If things drag on long enough, there’s likely to be a dip in mainstream physical publication – few publishing houses are going to drop major works in a period with suppressed in-person purchases – but we’re a while away from that being an issue.
Of course, the period following the current state of emergency is likely to be just as unpredictable. Plenty of authors, both self-publishing and mainstream, will wait until things are back to normal before publishing their work, creating an intensely competitive marketplace. There’s likely to be a similar rush to contact agents and publishers, meaning that these already inundated gatekeepers will be even less receptive to unknown authors.

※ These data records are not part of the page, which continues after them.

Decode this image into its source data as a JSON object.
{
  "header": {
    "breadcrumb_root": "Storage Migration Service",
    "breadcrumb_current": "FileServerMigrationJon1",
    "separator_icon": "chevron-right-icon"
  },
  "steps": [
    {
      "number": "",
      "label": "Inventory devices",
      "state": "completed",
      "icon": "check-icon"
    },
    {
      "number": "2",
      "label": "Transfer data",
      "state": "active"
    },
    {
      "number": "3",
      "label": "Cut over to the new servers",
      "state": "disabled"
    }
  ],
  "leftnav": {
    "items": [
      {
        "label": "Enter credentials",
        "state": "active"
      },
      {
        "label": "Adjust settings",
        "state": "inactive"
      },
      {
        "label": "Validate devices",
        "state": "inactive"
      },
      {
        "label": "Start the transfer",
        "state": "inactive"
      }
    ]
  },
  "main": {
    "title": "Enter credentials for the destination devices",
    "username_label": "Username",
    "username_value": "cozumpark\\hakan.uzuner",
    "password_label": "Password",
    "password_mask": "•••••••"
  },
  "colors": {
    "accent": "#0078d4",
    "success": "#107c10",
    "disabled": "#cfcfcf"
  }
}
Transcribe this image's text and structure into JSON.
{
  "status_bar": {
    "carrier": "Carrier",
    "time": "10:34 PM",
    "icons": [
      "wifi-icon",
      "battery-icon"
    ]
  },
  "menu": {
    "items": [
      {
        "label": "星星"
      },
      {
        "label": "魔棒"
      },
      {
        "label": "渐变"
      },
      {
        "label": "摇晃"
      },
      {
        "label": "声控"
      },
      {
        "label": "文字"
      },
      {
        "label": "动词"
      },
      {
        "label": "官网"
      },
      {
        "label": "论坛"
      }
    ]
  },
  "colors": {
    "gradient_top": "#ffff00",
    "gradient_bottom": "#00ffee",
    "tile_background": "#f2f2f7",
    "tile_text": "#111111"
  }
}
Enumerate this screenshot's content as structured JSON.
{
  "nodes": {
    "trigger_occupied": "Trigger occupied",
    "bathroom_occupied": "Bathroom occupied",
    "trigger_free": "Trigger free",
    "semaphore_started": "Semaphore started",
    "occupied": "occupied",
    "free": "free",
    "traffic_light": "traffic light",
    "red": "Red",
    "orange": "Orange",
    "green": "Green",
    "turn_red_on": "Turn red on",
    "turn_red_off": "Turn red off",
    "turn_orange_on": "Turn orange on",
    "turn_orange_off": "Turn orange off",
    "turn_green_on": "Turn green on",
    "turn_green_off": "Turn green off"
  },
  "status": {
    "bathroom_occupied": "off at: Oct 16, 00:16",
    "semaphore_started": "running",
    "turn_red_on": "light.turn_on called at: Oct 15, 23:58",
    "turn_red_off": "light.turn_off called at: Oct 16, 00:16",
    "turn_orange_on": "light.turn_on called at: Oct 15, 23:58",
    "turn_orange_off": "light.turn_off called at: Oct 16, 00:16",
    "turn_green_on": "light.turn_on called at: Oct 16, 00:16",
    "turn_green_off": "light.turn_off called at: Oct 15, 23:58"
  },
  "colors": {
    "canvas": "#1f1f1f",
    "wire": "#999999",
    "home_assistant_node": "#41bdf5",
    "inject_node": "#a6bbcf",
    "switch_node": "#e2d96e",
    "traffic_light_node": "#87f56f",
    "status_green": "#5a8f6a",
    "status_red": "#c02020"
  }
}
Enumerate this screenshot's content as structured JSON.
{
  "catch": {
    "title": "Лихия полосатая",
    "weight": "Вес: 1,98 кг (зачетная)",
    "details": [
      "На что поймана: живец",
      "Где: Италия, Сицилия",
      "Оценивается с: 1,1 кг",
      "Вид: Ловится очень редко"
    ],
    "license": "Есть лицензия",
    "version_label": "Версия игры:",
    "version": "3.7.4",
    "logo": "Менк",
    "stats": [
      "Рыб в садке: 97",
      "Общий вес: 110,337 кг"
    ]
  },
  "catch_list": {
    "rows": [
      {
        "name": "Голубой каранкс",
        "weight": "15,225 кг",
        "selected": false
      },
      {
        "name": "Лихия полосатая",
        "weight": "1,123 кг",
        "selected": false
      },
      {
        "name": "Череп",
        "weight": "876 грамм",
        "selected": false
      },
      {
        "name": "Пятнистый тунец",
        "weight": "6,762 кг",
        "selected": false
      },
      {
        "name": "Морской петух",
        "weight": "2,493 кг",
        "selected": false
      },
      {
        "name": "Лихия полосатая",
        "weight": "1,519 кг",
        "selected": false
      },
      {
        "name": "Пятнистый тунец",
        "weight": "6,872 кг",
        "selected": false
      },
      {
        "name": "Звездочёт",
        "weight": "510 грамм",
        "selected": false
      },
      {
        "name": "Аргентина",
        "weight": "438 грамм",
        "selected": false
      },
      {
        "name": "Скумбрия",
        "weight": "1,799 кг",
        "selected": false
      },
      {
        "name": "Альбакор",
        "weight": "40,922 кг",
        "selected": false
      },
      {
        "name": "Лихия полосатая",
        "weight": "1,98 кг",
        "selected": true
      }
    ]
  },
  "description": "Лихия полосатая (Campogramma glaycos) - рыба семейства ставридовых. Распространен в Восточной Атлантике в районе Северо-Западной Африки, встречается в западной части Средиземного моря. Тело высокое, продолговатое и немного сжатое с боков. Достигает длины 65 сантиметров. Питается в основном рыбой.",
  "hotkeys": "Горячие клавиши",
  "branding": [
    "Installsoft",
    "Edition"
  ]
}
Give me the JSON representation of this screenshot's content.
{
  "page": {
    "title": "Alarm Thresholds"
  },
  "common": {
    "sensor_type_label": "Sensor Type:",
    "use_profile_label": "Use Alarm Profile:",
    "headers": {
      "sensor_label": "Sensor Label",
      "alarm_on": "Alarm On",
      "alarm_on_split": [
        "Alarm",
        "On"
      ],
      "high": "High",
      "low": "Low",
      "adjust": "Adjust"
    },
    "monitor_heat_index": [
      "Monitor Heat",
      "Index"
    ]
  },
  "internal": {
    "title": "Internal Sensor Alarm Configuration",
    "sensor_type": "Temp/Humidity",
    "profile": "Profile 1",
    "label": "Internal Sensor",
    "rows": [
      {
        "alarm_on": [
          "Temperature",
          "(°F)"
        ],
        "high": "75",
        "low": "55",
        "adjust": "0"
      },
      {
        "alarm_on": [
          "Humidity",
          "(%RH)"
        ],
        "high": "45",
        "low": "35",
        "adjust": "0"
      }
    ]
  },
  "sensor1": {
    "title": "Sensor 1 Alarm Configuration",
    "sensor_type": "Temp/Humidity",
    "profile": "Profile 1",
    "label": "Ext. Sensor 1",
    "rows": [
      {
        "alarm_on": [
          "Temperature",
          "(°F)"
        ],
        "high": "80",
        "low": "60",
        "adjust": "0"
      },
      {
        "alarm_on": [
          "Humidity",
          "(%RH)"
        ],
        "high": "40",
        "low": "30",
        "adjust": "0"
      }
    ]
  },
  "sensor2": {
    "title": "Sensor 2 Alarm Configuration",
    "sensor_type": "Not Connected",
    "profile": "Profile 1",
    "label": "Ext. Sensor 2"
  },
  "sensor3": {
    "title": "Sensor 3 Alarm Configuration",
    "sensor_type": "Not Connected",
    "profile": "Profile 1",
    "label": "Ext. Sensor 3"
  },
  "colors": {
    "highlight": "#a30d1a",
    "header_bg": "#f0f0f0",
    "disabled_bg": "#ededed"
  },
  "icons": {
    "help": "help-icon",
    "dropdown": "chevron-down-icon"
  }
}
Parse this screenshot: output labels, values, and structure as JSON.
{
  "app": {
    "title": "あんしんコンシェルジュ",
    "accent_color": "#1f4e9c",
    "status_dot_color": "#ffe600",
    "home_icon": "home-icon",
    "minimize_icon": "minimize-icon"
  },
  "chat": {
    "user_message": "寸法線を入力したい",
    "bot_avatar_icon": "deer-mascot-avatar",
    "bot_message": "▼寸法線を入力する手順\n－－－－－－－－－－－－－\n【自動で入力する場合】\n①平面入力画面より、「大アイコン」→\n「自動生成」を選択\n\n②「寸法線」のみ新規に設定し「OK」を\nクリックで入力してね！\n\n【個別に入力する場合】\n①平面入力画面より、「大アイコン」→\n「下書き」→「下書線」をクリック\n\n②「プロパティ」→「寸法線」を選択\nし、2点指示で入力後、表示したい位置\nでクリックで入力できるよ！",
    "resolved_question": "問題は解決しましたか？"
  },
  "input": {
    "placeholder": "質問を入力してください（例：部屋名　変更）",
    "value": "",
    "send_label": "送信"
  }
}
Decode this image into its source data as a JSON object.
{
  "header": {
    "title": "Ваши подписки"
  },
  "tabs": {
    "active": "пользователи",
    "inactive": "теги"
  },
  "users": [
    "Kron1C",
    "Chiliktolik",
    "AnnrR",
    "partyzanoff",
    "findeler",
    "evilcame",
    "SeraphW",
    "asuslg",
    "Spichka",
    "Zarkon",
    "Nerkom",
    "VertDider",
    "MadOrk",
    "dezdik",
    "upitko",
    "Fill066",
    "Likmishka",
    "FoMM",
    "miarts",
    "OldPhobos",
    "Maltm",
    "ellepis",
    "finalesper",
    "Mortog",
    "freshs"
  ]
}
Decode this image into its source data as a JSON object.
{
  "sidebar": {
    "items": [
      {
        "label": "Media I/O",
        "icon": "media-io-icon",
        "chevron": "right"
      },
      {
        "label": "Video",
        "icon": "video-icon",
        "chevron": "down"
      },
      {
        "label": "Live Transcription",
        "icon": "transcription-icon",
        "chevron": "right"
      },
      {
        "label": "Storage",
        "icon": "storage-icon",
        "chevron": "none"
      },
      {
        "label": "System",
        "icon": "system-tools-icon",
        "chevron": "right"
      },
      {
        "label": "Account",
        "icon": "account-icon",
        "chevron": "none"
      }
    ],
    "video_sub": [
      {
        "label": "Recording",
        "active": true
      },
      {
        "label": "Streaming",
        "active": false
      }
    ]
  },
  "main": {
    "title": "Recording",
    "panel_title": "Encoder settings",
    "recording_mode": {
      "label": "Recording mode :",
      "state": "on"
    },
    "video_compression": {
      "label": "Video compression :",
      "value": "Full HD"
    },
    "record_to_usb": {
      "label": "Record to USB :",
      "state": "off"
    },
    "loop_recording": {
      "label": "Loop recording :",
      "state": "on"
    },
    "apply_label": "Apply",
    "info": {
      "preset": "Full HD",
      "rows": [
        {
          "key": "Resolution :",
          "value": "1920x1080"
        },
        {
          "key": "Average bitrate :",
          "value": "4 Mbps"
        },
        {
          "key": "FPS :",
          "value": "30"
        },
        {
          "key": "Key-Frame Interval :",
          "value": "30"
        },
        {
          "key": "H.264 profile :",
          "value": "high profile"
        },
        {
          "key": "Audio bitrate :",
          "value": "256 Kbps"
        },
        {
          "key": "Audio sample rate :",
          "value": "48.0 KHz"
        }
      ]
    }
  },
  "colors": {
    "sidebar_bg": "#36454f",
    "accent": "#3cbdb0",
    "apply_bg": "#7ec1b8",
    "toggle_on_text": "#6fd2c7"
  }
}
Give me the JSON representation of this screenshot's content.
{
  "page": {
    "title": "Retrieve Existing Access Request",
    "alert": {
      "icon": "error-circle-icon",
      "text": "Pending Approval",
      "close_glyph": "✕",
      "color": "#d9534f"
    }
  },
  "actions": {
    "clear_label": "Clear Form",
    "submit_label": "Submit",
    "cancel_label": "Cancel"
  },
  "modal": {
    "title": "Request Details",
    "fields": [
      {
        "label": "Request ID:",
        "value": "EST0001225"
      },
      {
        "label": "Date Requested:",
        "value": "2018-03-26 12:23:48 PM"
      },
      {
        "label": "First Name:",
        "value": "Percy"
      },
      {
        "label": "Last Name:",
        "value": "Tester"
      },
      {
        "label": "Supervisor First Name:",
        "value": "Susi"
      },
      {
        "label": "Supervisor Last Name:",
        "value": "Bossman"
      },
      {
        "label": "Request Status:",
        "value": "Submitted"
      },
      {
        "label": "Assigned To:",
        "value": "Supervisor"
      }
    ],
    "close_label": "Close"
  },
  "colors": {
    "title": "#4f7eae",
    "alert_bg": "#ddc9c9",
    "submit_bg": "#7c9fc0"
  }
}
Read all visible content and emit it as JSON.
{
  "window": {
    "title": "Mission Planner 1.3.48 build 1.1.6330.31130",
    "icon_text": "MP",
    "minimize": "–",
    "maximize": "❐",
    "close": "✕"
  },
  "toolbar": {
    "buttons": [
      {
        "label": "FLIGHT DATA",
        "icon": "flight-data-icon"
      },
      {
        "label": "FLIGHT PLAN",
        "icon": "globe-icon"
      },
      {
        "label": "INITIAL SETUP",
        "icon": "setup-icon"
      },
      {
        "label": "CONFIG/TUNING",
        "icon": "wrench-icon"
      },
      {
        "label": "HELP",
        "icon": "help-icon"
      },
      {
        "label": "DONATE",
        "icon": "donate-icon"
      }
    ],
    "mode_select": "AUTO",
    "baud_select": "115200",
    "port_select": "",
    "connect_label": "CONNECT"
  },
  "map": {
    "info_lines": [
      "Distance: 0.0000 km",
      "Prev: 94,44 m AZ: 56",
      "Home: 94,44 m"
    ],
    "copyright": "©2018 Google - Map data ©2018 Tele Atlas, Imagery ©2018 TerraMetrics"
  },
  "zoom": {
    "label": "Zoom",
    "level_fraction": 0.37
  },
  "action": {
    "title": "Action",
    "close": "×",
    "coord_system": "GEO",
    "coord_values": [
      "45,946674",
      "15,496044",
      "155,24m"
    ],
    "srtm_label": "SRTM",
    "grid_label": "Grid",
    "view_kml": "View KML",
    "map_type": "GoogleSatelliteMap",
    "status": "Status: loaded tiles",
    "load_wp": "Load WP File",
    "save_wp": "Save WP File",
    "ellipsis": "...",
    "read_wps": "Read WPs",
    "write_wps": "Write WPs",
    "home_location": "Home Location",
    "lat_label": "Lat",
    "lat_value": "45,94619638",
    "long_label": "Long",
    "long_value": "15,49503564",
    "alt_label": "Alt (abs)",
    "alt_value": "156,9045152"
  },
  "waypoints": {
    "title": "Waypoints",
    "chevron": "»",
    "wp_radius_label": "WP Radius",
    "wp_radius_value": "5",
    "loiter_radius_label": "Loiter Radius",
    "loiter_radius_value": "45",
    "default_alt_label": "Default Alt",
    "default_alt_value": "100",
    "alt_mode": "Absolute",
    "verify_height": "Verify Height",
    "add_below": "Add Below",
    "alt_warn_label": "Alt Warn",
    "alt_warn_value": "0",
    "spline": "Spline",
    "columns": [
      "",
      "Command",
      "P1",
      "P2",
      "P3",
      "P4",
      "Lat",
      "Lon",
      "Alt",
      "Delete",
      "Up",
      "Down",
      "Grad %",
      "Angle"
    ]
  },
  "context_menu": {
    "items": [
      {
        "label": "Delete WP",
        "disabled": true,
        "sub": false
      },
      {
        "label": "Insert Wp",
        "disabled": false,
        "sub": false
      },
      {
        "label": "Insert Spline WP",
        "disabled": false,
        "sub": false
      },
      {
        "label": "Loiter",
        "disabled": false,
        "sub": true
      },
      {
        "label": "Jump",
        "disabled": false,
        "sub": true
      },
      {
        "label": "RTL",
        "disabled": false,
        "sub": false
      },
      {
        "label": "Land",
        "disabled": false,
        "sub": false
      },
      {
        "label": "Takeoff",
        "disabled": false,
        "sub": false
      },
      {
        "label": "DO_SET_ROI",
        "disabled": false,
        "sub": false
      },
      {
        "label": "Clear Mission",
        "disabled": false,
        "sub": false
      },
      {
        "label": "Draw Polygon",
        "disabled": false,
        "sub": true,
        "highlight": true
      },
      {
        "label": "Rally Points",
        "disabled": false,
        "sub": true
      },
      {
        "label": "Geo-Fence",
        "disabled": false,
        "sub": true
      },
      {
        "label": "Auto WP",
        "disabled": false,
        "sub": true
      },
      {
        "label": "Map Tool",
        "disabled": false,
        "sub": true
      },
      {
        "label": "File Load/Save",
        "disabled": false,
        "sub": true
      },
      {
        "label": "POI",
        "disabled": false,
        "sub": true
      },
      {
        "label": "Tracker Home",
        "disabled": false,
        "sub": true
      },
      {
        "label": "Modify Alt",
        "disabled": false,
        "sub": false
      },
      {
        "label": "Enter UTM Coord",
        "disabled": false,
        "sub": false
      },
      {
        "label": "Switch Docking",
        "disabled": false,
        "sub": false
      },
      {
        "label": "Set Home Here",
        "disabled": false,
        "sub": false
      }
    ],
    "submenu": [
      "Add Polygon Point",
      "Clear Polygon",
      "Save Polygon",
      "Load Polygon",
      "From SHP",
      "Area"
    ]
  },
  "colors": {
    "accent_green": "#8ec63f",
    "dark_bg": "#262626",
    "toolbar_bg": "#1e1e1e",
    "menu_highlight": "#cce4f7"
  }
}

Is 2020 just going to be a bad year for self-publishing? Well, yes, probably – 2020 is likely to be a bad year for most things, especially if we’re left with the expectation of recurring emergency measures. Still, while the playing field will fluctuate, it should fluctuate for everyone at the same time, so while you’ll be at a disadvantage to someone publishing in 2019, you’re unlikely to be at any more of a disadvantage to anyone else publishing in 2020. If you’re happy to park your book until later in 2020, or even 2021, there’s some wisdom to doing so. If you don’t want to wait that long, avoid the immediate period after the lifting of current restrictions, but otherwise just choose the time that’s right for you (and double down on your social media efforts – everyone who’s online is very online at the moment.)
Be kind to yourself
It’s stressful to live in interesting times, and there are no easy answers to when things will calm down or what the world will look like when they do. Some things are likely to change for good, others will be back to normal within days, and we’ll all go forward with the knowledge that a global pandemic really is something that can just happen, transforming how we live our lives for months on end.
There’s no easy answer to that kind of social and psychological upheaval – for some people, art will be the only way to cope, while for others, there’ll be no energy to spare for creation. While you can manage some of the effects using the techniques above, and perhaps predict and control a little of the practical fallout, your control over the current situation is limited, and that fact is better embraced than fought. Be kind to yourself, do what you can, and don’t let anyone assert their normal as the standard by which you have to judge your own response.
What other resources should authors know about during the current pandemic? Please share in the comments below, and check out this blog every Wednesday for great articles that help with all aspects of writing, editing, marketing, and publishing your work. For now, try How To Carve Out Time For Writing Without Losing Sleep and Improve Your Writing With A Weekly Review for more advice on cultivating healthy, productive habits in your writing.